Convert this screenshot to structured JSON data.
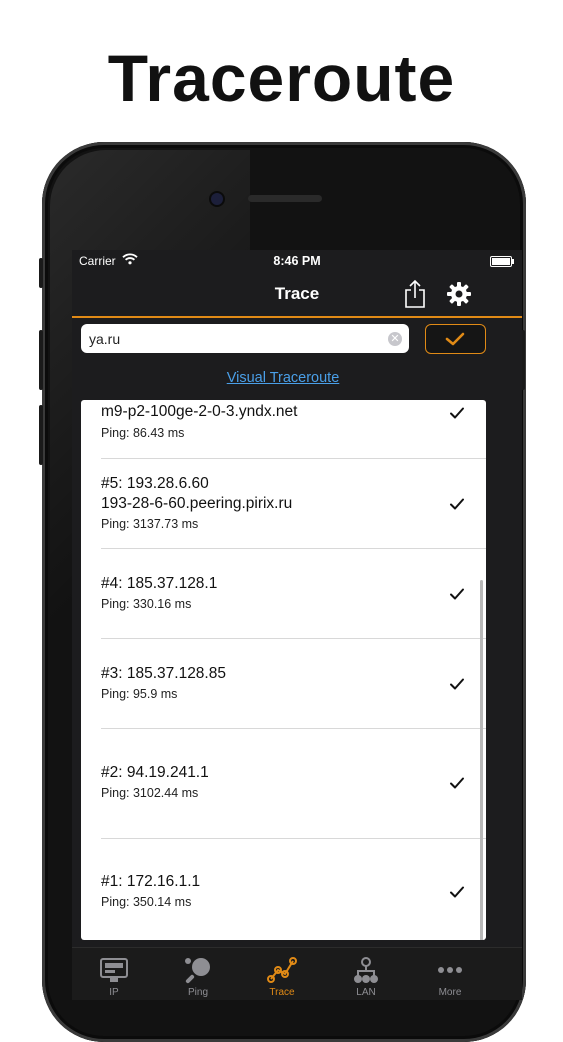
{
  "headline": "Traceroute",
  "status_bar": {
    "carrier": "Carrier",
    "time": "8:46 PM"
  },
  "nav": {
    "title": "Trace"
  },
  "search": {
    "value": "ya.ru"
  },
  "visual_link": "Visual Traceroute",
  "hops": [
    {
      "line1": "m9-p2-100ge-2-0-3.yndx.net",
      "line2": "",
      "ping": "Ping: 86.43 ms",
      "status": "checkmark"
    },
    {
      "line1": "#5: 193.28.6.60",
      "line2": "193-28-6-60.peering.pirix.ru",
      "ping": "Ping: 3137.73 ms",
      "status": "checkmark"
    },
    {
      "line1": "#4: 185.37.128.1",
      "line2": "",
      "ping": "Ping: 330.16 ms",
      "status": "checkmark"
    },
    {
      "line1": "#3: 185.37.128.85",
      "line2": "",
      "ping": "Ping: 95.9 ms",
      "status": "checkmark"
    },
    {
      "line1": "#2: 94.19.241.1",
      "line2": "",
      "ping": "Ping: 3102.44 ms",
      "status": "checkmark"
    },
    {
      "line1": "#1: 172.16.1.1",
      "line2": "",
      "ping": "Ping: 350.14 ms",
      "status": "checkmark"
    }
  ],
  "tabs": [
    {
      "label": "IP",
      "icon": "monitor-icon"
    },
    {
      "label": "Ping",
      "icon": "ping-pong-icon"
    },
    {
      "label": "Trace",
      "icon": "trace-icon",
      "active": true
    },
    {
      "label": "LAN",
      "icon": "lan-icon"
    },
    {
      "label": "More",
      "icon": "more-icon"
    }
  ],
  "colors": {
    "accent": "#e08a16",
    "link": "#4a9fe8",
    "screen_bg": "#1c1c1e"
  }
}
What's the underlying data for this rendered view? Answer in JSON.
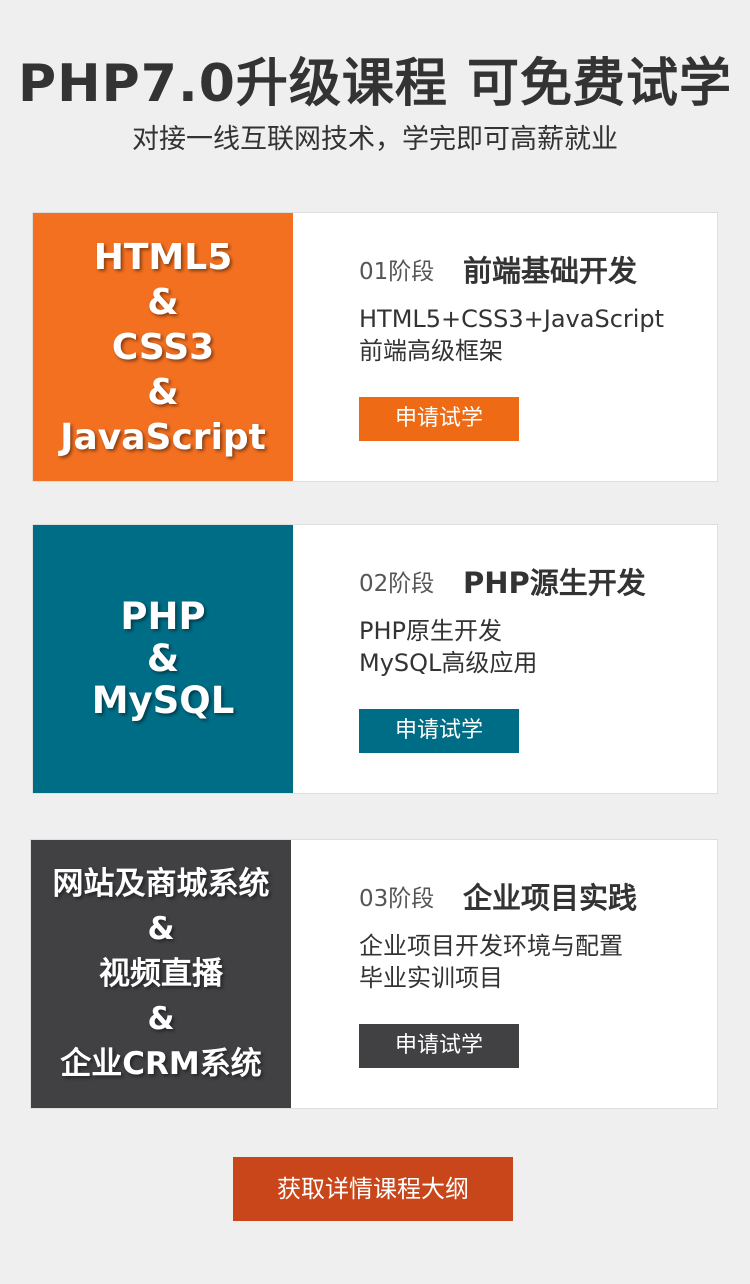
{
  "header": {
    "title": "PHP7.0升级课程 可免费试学",
    "subtitle": "对接一线互联网技术，学完即可高薪就业"
  },
  "colors": {
    "stage1": "#f37021",
    "stage1_button": "#ef6a14",
    "stage2": "#006d86",
    "stage3": "#414043",
    "outline_button": "#c9461a"
  },
  "stages": [
    {
      "panel_lines": [
        "HTML5",
        "&",
        "CSS3",
        "&",
        "JavaScript"
      ],
      "stage_label": "01阶段",
      "stage_title": "前端基础开发",
      "desc_lines": [
        "HTML5+CSS3+JavaScript",
        "前端高级框架"
      ],
      "button_label": "申请试学"
    },
    {
      "panel_lines": [
        "PHP",
        "&",
        "MySQL"
      ],
      "stage_label": "02阶段",
      "stage_title": "PHP源生开发",
      "desc_lines": [
        "PHP原生开发",
        "MySQL高级应用"
      ],
      "button_label": "申请试学"
    },
    {
      "panel_lines": [
        "网站及商城系统",
        "&",
        "视频直播",
        "&",
        "企业CRM系统"
      ],
      "stage_label": "03阶段",
      "stage_title": "企业项目实践",
      "desc_lines": [
        "企业项目开发环境与配置",
        "毕业实训项目"
      ],
      "button_label": "申请试学"
    }
  ],
  "outline_button_label": "获取详情课程大纲"
}
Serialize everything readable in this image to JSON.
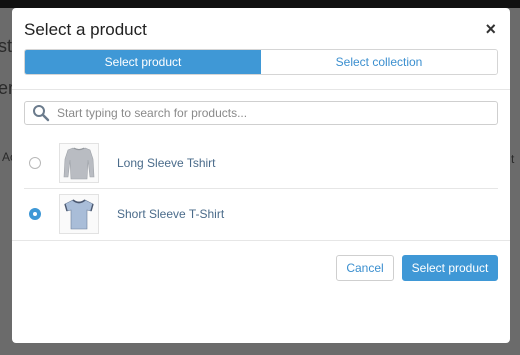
{
  "background": {
    "partial_texts": [
      "st",
      "er",
      "Ac",
      "t"
    ]
  },
  "modal": {
    "title": "Select a product",
    "close_glyph": "×",
    "tabs": [
      {
        "label": "Select product",
        "active": true
      },
      {
        "label": "Select collection",
        "active": false
      }
    ],
    "search": {
      "placeholder": "Start typing to search for products...",
      "value": "",
      "icon": "search-icon"
    },
    "products": [
      {
        "name": "Long Sleeve Tshirt",
        "selected": false,
        "thumb_icon": "long-sleeve-shirt-icon"
      },
      {
        "name": "Short Sleeve T-Shirt",
        "selected": true,
        "thumb_icon": "short-sleeve-shirt-icon"
      }
    ],
    "footer": {
      "cancel_label": "Cancel",
      "submit_label": "Select product"
    }
  },
  "colors": {
    "accent": "#3f98d6",
    "overlay": "#5f5f5f"
  }
}
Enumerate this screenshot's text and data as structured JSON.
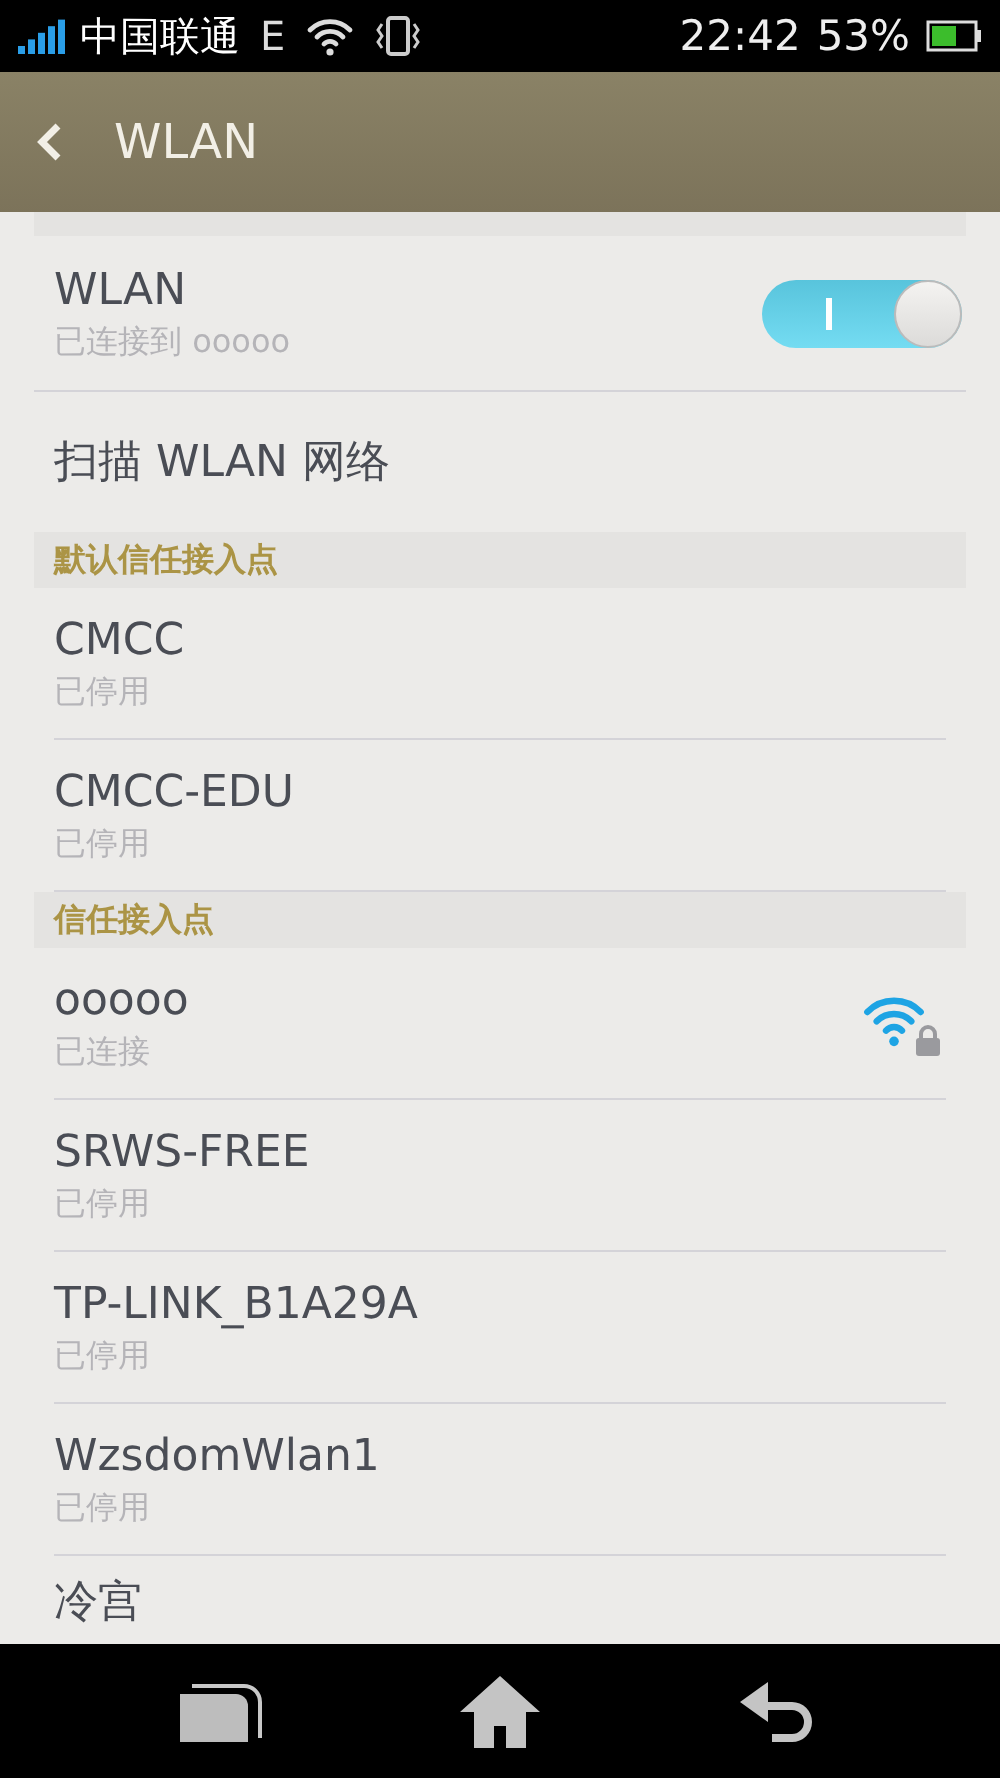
{
  "status_bar": {
    "carrier": "中国联通",
    "network": "E",
    "time": "22:42",
    "battery": "53%"
  },
  "header": {
    "title": "WLAN"
  },
  "wlan": {
    "label": "WLAN",
    "status": "已连接到 ooooo",
    "on": true
  },
  "scan": {
    "label": "扫描 WLAN 网络"
  },
  "sections": [
    {
      "title": "默认信任接入点",
      "networks": [
        {
          "name": "CMCC",
          "status": "已停用",
          "connected": false
        },
        {
          "name": "CMCC-EDU",
          "status": "已停用",
          "connected": false
        }
      ]
    },
    {
      "title": "信任接入点",
      "networks": [
        {
          "name": "ooooo",
          "status": "已连接",
          "connected": true
        },
        {
          "name": "SRWS-FREE",
          "status": "已停用",
          "connected": false
        },
        {
          "name": "TP-LINK_B1A29A",
          "status": "已停用",
          "connected": false
        },
        {
          "name": "WzsdomWlan1",
          "status": "已停用",
          "connected": false
        },
        {
          "name": "冷宫",
          "connected": false
        }
      ]
    }
  ]
}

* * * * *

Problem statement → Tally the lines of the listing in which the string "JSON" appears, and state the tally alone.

Expected answer → 4